“808s and Heartbreak” is the first Kanye West album that requires repeated listens. It is also the first Kanye West album that loyal fans might not want to hear twice.
Leaning on a Roland TR-808 drum machine for its vacant beats and the Auto-Tune voice processor to equalize West’s singing voice (he doesn’t rap on this one), “808s” is bitter, selfish, fascinating and infuriating.
West doubts everything on the album’s 11 songs, from relationships to life choices to the emptiness of his existence – he doubts everything except how good he is at what he does. He also denies even the smallest amount of blame for the break-up that inspired this uncharacteristically rushed effort.
On “808s,” West makes his musical choices to match a one-note emo cry; that fails in some places, and works in others. The production on “Paranoid” is inexplicable, like the soundtrack to a 1980s workout video – which would be OK, except that no one wants to do step aerobics to a breakup song. One track later, “RoboCop” relies on a string instrumental pulled from a film score. It’s too much, but it’s brilliant in that excess. “Coldest Winter” takes advantage of Auto-Tune’s soulless nature, but West wrecks the tribute to his deceased mother by turning around and closing the album with a painstaking, ultra-personal, unedited rant.
“808” is tighter than anything in the “college” trilogy, shedding all the silly skits and second-tier singles. It shows West is capable of making a record (not a smattering of tracks). It also shows he’s not capable – at least not yet – of making a record that is as great as he sees himself.
One day, Kanye West is going to grow up. He’s going to come to terms with his egomania and the immense talent that feeds it. He’s going to think about something other than himself and his awe-inspiring, omnivorous appetite for good music.
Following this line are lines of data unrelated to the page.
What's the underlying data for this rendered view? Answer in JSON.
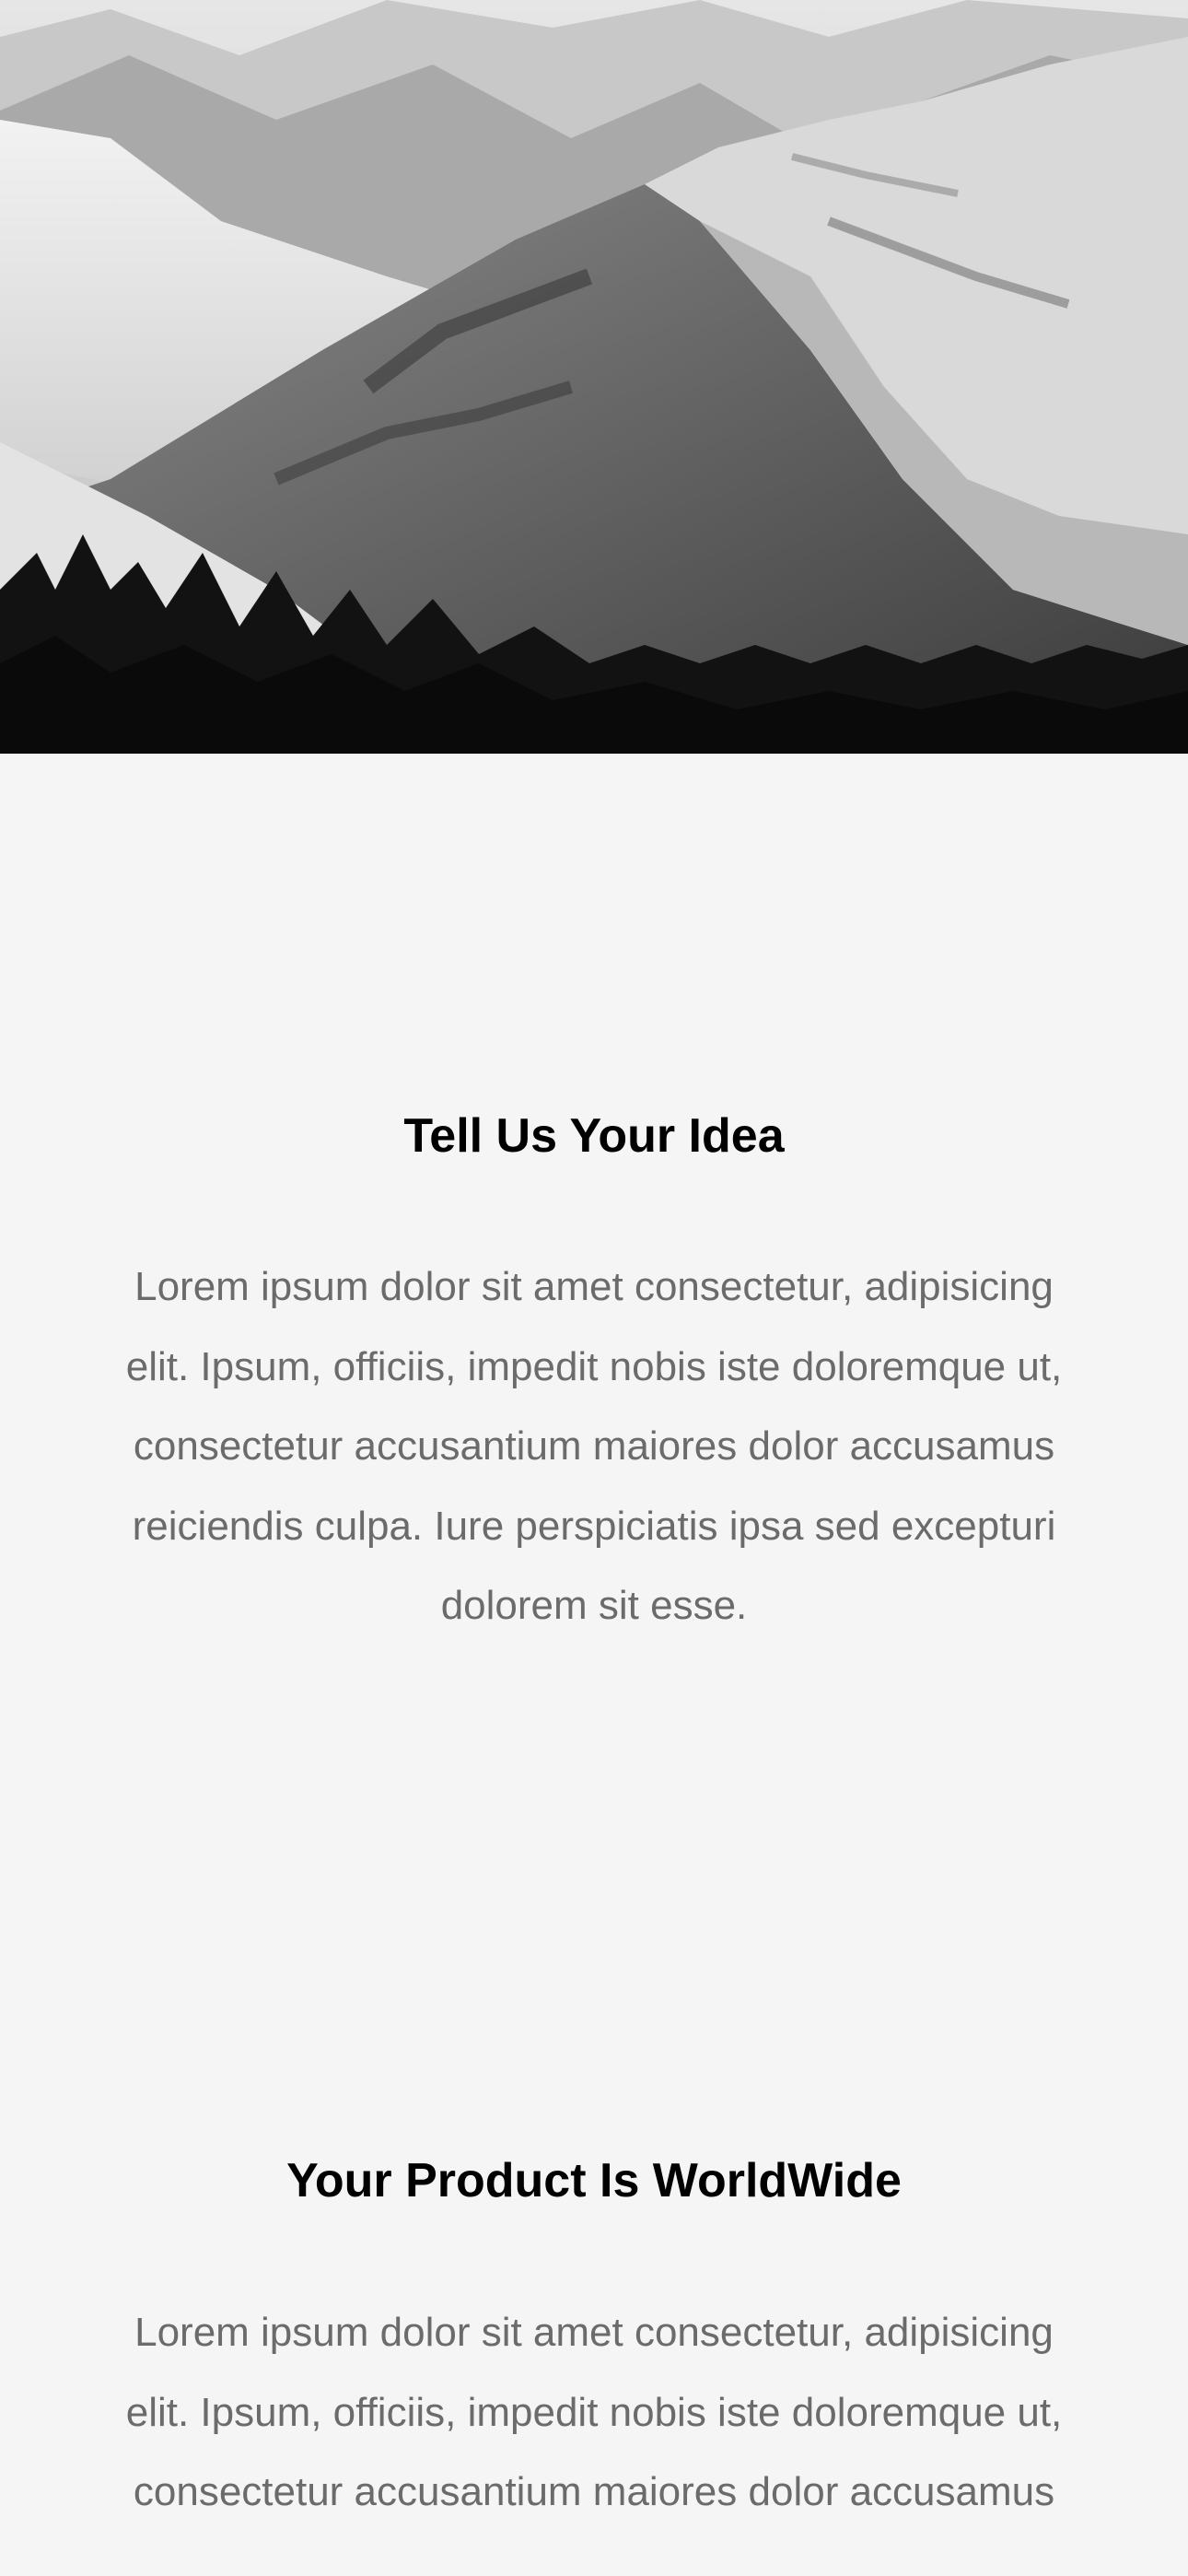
{
  "hero": {
    "image": "snowy-mountains-grayscale"
  },
  "accent_color": "#12c9b1",
  "features": [
    {
      "icon": "diamond-icon",
      "title": "Tell Us Your Idea",
      "text": "Lorem ipsum dolor sit amet consectetur, adipisicing elit. Ipsum, officiis, impedit nobis iste doloremque ut, consectetur accusantium maiores dolor accusamus reiciendis culpa. Iure perspiciatis ipsa sed excepturi dolorem sit esse."
    },
    {
      "icon": "magic-wand-icon",
      "title": "Your Product Is WorldWide",
      "text": "Lorem ipsum dolor sit amet consectetur, adipisicing elit. Ipsum, officiis, impedit nobis iste doloremque ut, consectetur accusantium maiores dolor accusamus"
    }
  ]
}
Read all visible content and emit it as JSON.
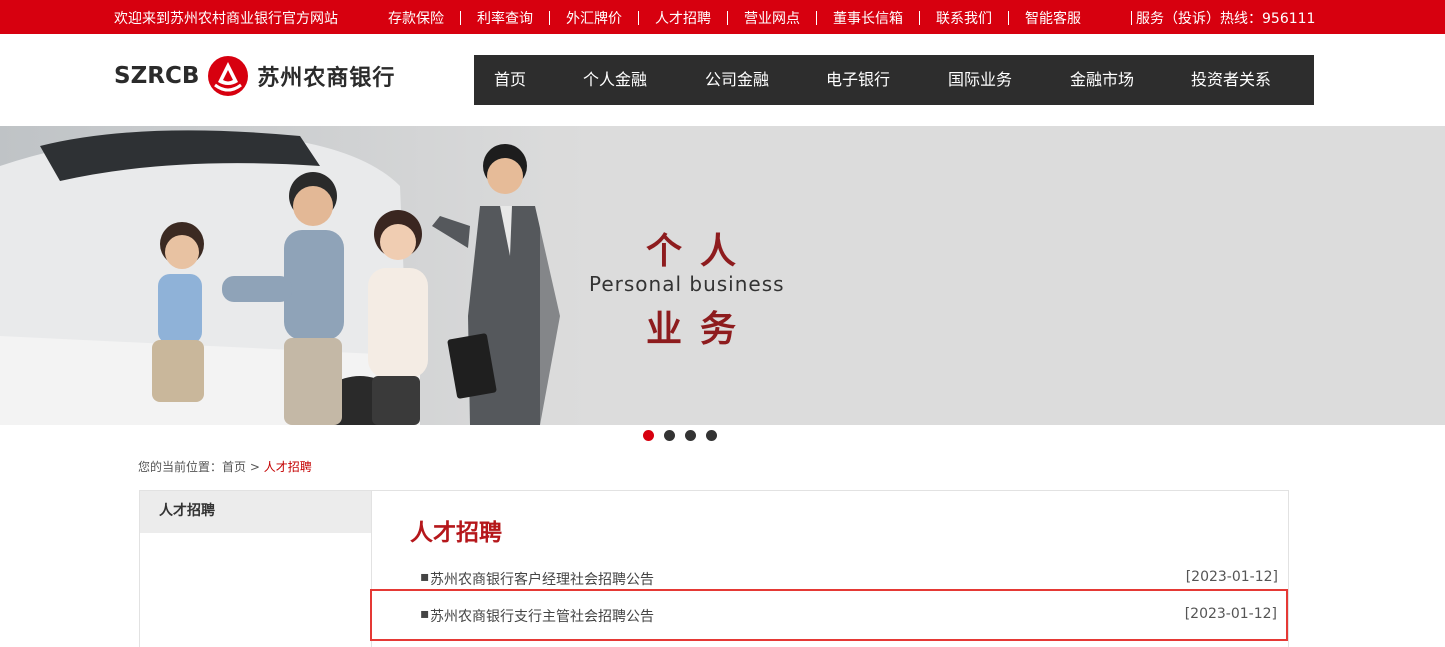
{
  "topbar": {
    "welcome": "欢迎来到苏州农村商业银行官方网站",
    "links": [
      "存款保险",
      "利率查询",
      "外汇牌价",
      "人才招聘",
      "营业网点",
      "董事长信箱",
      "联系我们",
      "智能客服"
    ],
    "hotline": "服务（投诉）热线：956111"
  },
  "logo": {
    "en": "SZRCB",
    "cn": "苏州农商银行"
  },
  "mainnav": [
    "首页",
    "个人金融",
    "公司金融",
    "电子银行",
    "国际业务",
    "金融市场",
    "投资者关系"
  ],
  "banner": {
    "line1": "个人",
    "line2": "Personal business",
    "line3": "业务"
  },
  "carousel": {
    "count": 4,
    "active": 0
  },
  "breadcrumb": {
    "prefix": "您的当前位置：",
    "home": "首页",
    "sep": " > ",
    "current": "人才招聘"
  },
  "sidebar": {
    "title": "人才招聘"
  },
  "content": {
    "title": "人才招聘",
    "items": [
      {
        "bullet": "▪",
        "title": "苏州农商银行客户经理社会招聘公告",
        "date": "[2023-01-12]"
      },
      {
        "bullet": "▪",
        "title": "苏州农商银行支行主管社会招聘公告",
        "date": "[2023-01-12]"
      }
    ]
  },
  "colors": {
    "brand_red": "#d7000f",
    "title_red": "#b5171b",
    "nav_bg": "#2d2d2d",
    "highlight": "#e53935"
  }
}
Hopefully, he won’t try to sing.
When that happens, he is going to make one of the best pop records that’s ever been made. And that record will be the only thing – out of all of this – that matters.